─── Supplied data ───

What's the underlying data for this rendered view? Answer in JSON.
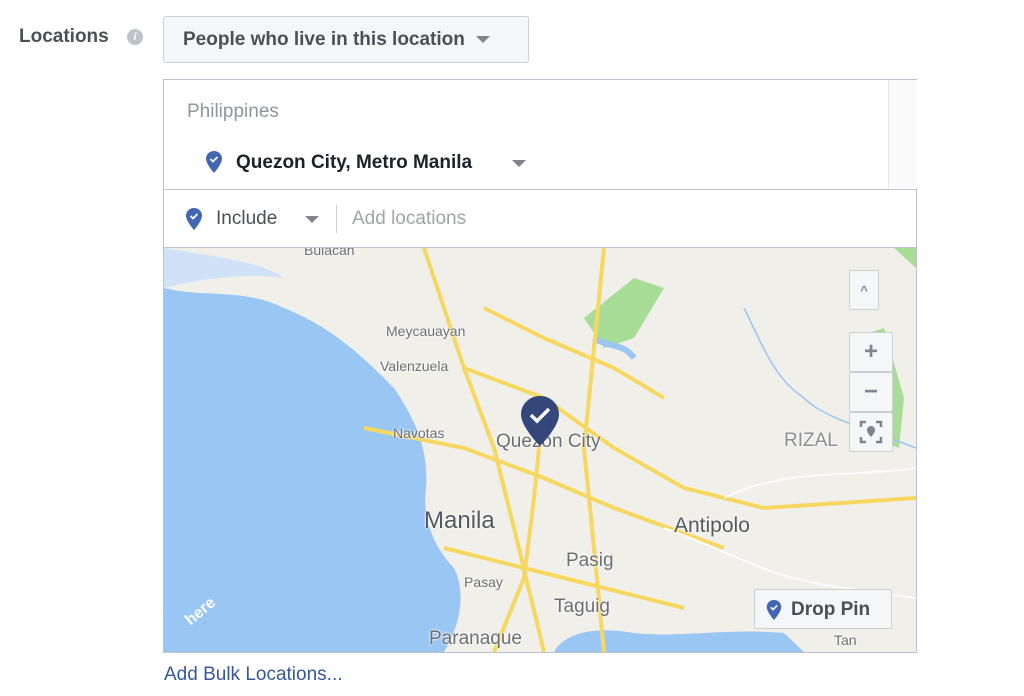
{
  "locations": {
    "label": "Locations",
    "info_icon": "info-icon",
    "type_selector": "People who live in this location"
  },
  "selected": {
    "country": "Philippines",
    "city": "Quezon City, Metro Manila"
  },
  "search": {
    "mode": "Include",
    "placeholder": "Add locations",
    "value": ""
  },
  "map": {
    "labels": {
      "bulacan": "Bulacan",
      "meycauayan": "Meycauayan",
      "valenzuela": "Valenzuela",
      "navotas": "Navotas",
      "quezon": "Quezon City",
      "manila": "Manila",
      "antipolo": "Antipolo",
      "pasig": "Pasig",
      "pasay": "Pasay",
      "taguig": "Taguig",
      "paranaque": "Paranaque",
      "rizal": "RIZAL",
      "tan": "Tan"
    },
    "provider_logo": "here",
    "controls": {
      "collapse": "^",
      "zoom_in": "+",
      "zoom_out": "−",
      "recenter": "recenter-icon"
    },
    "drop_pin": "Drop Pin"
  },
  "footer": {
    "bulk_link": "Add Bulk Locations..."
  },
  "colors": {
    "pin": "#4267b2",
    "water": "#99c6f2",
    "land": "#f0efea",
    "road": "#f6d860",
    "park": "#a8dd98",
    "link": "#365899"
  }
}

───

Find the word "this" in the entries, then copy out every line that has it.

What's the underlying data for this rendered view? Answer in JSON.
    "type_selector": "People who live in this location"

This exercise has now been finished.